Scan the data for "description" and copy the lines it appears in.

Provided data
####################
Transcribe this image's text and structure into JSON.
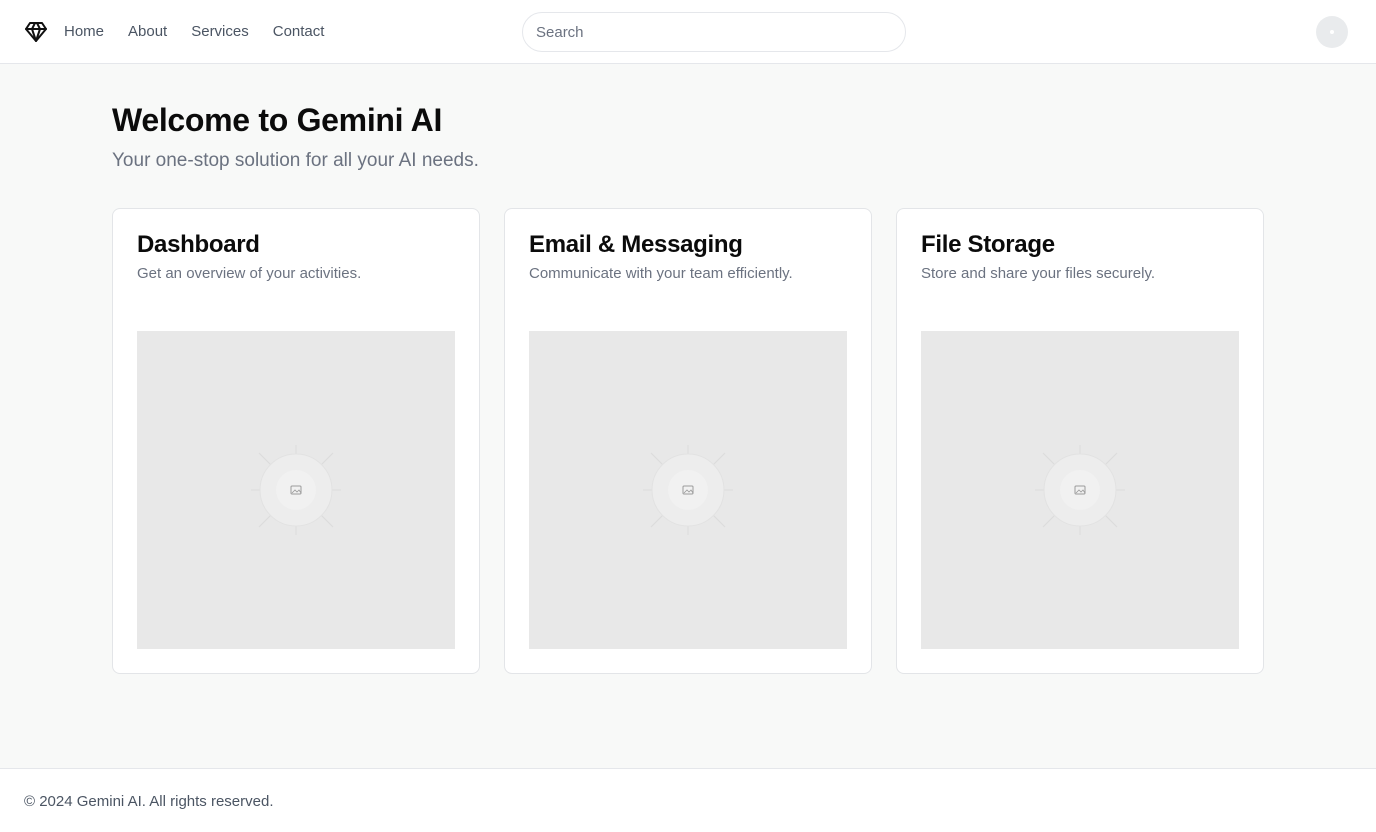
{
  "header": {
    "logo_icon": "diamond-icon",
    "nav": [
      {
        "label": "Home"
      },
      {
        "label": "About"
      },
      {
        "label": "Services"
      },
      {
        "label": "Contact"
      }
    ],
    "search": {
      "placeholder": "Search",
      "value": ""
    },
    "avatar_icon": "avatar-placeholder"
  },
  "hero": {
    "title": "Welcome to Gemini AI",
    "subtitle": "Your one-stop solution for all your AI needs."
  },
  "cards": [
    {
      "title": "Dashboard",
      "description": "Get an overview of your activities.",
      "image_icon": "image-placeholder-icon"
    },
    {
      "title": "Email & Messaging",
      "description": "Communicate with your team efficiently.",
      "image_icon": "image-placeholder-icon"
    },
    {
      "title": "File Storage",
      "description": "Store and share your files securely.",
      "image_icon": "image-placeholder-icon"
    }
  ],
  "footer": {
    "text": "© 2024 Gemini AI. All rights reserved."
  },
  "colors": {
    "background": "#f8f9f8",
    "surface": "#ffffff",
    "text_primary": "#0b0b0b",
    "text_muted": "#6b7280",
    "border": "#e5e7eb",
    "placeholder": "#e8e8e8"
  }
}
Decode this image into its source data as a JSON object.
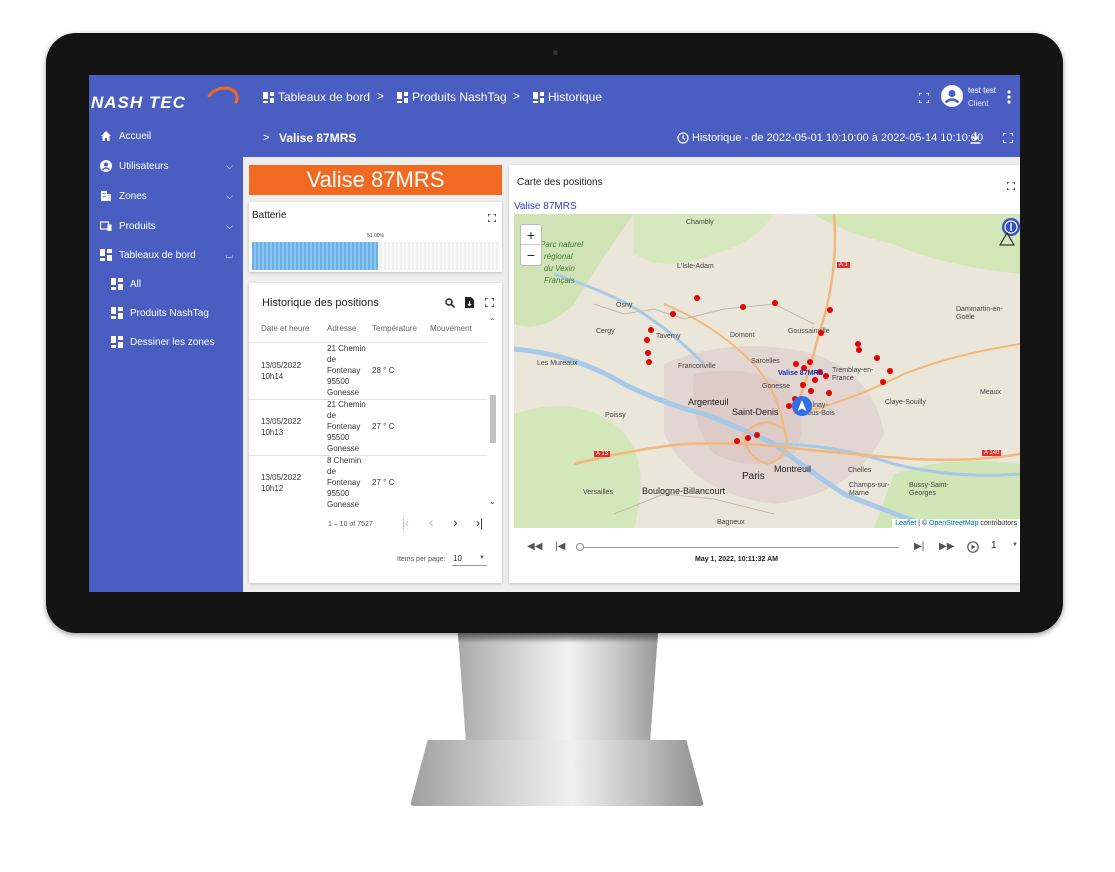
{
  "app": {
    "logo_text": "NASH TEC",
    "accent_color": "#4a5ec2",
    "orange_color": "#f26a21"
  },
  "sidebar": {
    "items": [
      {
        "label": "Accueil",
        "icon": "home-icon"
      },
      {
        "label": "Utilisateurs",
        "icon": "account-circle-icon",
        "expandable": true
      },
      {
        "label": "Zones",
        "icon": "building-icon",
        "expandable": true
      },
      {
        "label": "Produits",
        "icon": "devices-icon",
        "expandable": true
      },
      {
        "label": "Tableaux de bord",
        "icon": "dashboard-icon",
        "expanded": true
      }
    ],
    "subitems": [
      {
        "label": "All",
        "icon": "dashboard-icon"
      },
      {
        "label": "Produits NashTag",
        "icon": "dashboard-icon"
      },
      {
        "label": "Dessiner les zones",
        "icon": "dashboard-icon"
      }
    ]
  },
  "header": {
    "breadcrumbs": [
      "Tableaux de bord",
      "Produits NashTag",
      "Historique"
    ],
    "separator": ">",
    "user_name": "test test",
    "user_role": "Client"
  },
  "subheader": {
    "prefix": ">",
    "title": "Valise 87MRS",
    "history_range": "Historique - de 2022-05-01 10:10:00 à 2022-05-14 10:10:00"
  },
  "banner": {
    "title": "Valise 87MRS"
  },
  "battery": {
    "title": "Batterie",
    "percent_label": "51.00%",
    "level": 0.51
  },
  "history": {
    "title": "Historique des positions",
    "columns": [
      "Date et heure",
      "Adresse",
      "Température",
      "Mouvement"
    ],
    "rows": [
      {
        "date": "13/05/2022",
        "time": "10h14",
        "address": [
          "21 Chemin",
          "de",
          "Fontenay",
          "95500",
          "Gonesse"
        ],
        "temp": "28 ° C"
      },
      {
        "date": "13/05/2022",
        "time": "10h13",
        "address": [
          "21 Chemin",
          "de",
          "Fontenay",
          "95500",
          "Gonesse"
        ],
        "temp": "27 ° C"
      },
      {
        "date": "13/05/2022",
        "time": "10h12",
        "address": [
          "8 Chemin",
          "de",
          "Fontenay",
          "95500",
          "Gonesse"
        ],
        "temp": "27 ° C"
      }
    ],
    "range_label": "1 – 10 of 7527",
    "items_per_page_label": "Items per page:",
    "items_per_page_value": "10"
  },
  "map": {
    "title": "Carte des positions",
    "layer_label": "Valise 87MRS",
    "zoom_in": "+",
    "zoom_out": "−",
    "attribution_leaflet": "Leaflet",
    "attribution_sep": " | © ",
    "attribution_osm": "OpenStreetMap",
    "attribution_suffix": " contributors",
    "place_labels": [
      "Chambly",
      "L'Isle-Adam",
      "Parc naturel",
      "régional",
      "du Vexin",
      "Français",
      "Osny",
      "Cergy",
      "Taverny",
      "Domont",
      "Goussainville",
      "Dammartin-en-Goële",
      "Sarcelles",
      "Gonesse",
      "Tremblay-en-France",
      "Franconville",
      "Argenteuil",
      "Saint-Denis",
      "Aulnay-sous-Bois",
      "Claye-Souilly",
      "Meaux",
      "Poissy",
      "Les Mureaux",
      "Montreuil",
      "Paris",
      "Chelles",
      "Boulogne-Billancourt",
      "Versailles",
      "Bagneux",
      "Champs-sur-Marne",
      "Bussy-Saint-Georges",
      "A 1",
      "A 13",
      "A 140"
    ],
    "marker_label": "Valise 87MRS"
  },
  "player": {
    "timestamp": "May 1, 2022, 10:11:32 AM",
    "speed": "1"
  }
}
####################
Response to the task
      "description": "Get an overview of your activities.",
      "description": "Communicate with your team efficiently.",
      "description": "Store and share your files securely.",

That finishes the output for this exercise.